Records from a collection
=== Begin Enclosure ===

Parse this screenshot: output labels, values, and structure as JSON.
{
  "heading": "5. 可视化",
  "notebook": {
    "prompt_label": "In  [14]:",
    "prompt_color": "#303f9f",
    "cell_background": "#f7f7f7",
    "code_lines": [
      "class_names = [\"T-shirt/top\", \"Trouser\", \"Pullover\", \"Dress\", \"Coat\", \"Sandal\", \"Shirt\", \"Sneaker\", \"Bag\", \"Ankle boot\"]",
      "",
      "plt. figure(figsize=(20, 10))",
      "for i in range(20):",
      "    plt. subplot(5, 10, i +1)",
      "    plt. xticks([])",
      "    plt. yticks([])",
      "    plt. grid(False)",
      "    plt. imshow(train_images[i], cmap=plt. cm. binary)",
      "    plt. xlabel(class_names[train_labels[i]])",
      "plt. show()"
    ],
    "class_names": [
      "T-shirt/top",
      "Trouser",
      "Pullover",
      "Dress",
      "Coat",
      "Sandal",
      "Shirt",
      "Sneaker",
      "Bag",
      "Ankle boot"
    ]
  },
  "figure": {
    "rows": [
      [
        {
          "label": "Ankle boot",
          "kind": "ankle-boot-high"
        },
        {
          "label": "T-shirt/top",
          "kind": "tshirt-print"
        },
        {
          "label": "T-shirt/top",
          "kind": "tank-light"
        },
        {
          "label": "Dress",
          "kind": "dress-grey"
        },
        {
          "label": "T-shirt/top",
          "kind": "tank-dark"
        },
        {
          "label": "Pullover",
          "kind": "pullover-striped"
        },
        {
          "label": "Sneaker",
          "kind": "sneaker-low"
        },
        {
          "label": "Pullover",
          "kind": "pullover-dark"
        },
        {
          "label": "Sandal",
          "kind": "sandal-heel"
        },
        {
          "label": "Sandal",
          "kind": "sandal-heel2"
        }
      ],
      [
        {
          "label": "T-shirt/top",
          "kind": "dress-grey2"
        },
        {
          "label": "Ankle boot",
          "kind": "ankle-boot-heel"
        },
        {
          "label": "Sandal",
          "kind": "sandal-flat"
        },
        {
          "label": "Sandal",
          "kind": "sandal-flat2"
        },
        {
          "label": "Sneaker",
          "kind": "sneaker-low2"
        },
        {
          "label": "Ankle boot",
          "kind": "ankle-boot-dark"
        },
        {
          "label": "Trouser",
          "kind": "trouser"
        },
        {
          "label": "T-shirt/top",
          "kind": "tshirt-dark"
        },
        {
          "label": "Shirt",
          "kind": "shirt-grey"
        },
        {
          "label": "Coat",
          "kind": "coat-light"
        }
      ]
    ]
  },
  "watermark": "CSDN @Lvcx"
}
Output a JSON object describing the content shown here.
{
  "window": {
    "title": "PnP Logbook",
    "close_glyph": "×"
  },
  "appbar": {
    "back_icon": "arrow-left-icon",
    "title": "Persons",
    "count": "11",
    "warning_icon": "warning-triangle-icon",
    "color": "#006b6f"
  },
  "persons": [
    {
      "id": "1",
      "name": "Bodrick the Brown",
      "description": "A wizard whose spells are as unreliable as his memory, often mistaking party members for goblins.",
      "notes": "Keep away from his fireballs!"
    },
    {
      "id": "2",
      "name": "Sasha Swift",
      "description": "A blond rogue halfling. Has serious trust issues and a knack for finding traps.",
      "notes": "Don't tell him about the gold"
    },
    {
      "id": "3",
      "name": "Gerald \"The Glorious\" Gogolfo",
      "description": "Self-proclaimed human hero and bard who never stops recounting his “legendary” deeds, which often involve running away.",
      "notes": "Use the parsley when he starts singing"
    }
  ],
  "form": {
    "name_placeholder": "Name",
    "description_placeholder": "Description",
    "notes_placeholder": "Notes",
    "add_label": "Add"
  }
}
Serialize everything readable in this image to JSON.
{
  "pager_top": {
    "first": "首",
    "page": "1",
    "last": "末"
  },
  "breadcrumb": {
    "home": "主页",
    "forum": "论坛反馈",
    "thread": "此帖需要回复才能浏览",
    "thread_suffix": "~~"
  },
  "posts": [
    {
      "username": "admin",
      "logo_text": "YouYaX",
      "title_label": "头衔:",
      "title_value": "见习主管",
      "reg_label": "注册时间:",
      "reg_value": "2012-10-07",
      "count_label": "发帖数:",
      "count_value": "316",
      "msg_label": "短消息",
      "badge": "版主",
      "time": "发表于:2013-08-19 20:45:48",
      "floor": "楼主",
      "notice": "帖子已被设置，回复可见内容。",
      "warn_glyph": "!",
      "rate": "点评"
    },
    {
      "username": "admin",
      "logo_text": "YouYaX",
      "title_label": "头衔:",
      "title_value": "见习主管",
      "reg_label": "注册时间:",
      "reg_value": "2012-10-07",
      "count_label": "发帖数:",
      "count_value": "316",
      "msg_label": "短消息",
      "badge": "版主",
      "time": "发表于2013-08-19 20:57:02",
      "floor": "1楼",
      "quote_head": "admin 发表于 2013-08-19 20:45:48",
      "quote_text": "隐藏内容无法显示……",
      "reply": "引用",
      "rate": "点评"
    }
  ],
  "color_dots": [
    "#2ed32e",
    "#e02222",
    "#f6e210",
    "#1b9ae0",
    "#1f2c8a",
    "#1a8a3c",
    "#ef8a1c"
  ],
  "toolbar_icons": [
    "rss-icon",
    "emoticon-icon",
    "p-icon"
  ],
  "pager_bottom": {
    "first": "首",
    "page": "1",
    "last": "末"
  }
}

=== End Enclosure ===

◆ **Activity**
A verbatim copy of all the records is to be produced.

◆ **Output for this exercise**
Parse this screenshot: output labels, values, and structure as JSON.
{
  "heading": "5. 可视化",
  "notebook": {
    "prompt_label": "In  [14]:",
    "prompt_color": "#303f9f",
    "cell_background": "#f7f7f7",
    "code_lines": [
      "class_names = [\"T-shirt/top\", \"Trouser\", \"Pullover\", \"Dress\", \"Coat\", \"Sandal\", \"Shirt\", \"Sneaker\", \"Bag\", \"Ankle boot\"]",
      "",
      "plt. figure(figsize=(20, 10))",
      "for i in range(20):",
      "    plt. subplot(5, 10, i +1)",
      "    plt. xticks([])",
      "    plt. yticks([])",
      "    plt. grid(False)",
      "    plt. imshow(train_images[i], cmap=plt. cm. binary)",
      "    plt. xlabel(class_names[train_labels[i]])",
      "plt. show()"
    ],
    "class_names": [
      "T-shirt/top",
      "Trouser",
      "Pullover",
      "Dress",
      "Coat",
      "Sandal",
      "Shirt",
      "Sneaker",
      "Bag",
      "Ankle boot"
    ]
  },
  "figure": {
    "rows": [
      [
        {
          "label": "Ankle boot",
          "kind": "ankle-boot-high"
        },
        {
          "label": "T-shirt/top",
          "kind": "tshirt-print"
        },
        {
          "label": "T-shirt/top",
          "kind": "tank-light"
        },
        {
          "label": "Dress",
          "kind": "dress-grey"
        },
        {
          "label": "T-shirt/top",
          "kind": "tank-dark"
        },
        {
          "label": "Pullover",
          "kind": "pullover-striped"
        },
        {
          "label": "Sneaker",
          "kind": "sneaker-low"
        },
        {
          "label": "Pullover",
          "kind": "pullover-dark"
        },
        {
          "label": "Sandal",
          "kind": "sandal-heel"
        },
        {
          "label": "Sandal",
          "kind": "sandal-heel2"
        }
      ],
      [
        {
          "label": "T-shirt/top",
          "kind": "dress-grey2"
        },
        {
          "label": "Ankle boot",
          "kind": "ankle-boot-heel"
        },
        {
          "label": "Sandal",
          "kind": "sandal-flat"
        },
        {
          "label": "Sandal",
          "kind": "sandal-flat2"
        },
        {
          "label": "Sneaker",
          "kind": "sneaker-low2"
        },
        {
          "label": "Ankle boot",
          "kind": "ankle-boot-dark"
        },
        {
          "label": "Trouser",
          "kind": "trouser"
        },
        {
          "label": "T-shirt/top",
          "kind": "tshirt-dark"
        },
        {
          "label": "Shirt",
          "kind": "shirt-grey"
        },
        {
          "label": "Coat",
          "kind": "coat-light"
        }
      ]
    ]
  },
  "watermark": "CSDN @Lvcx"
}
Output a JSON object describing the content shown here.
{
  "window": {
    "title": "PnP Logbook",
    "close_glyph": "×"
  },
  "appbar": {
    "back_icon": "arrow-left-icon",
    "title": "Persons",
    "count": "11",
    "warning_icon": "warning-triangle-icon",
    "color": "#006b6f"
  },
  "persons": [
    {
      "id": "1",
      "name": "Bodrick the Brown",
      "description": "A wizard whose spells are as unreliable as his memory, often mistaking party members for goblins.",
      "notes": "Keep away from his fireballs!"
    },
    {
      "id": "2",
      "name": "Sasha Swift",
      "description": "A blond rogue halfling. Has serious trust issues and a knack for finding traps.",
      "notes": "Don't tell him about the gold"
    },
    {
      "id": "3",
      "name": "Gerald \"The Glorious\" Gogolfo",
      "description": "Self-proclaimed human hero and bard who never stops recounting his “legendary” deeds, which often involve running away.",
      "notes": "Use the parsley when he starts singing"
    }
  ],
  "form": {
    "name_placeholder": "Name",
    "description_placeholder": "Description",
    "notes_placeholder": "Notes",
    "add_label": "Add"
  }
}
Serialize everything readable in this image to JSON.
{
  "pager_top": {
    "first": "首",
    "page": "1",
    "last": "末"
  },
  "breadcrumb": {
    "home": "主页",
    "forum": "论坛反馈",
    "thread": "此帖需要回复才能浏览",
    "thread_suffix": "~~"
  },
  "posts": [
    {
      "username": "admin",
      "logo_text": "YouYaX",
      "title_label": "头衔:",
      "title_value": "见习主管",
      "reg_label": "注册时间:",
      "reg_value": "2012-10-07",
      "count_label": "发帖数:",
      "count_value": "316",
      "msg_label": "短消息",
      "badge": "版主",
      "time": "发表于:2013-08-19 20:45:48",
      "floor": "楼主",
      "notice": "帖子已被设置，回复可见内容。",
      "warn_glyph": "!",
      "rate": "点评"
    },
    {
      "username": "admin",
      "logo_text": "YouYaX",
      "title_label": "头衔:",
      "title_value": "见习主管",
      "reg_label": "注册时间:",
      "reg_value": "2012-10-07",
      "count_label": "发帖数:",
      "count_value": "316",
      "msg_label": "短消息",
      "badge": "版主",
      "time": "发表于2013-08-19 20:57:02",
      "floor": "1楼",
      "quote_head": "admin 发表于 2013-08-19 20:45:48",
      "quote_text": "隐藏内容无法显示……",
      "reply": "引用",
      "rate": "点评"
    }
  ],
  "color_dots": [
    "#2ed32e",
    "#e02222",
    "#f6e210",
    "#1b9ae0",
    "#1f2c8a",
    "#1a8a3c",
    "#ef8a1c"
  ],
  "toolbar_icons": [
    "rss-icon",
    "emoticon-icon",
    "p-icon"
  ],
  "pager_bottom": {
    "first": "首",
    "page": "1",
    "last": "末"
  }
}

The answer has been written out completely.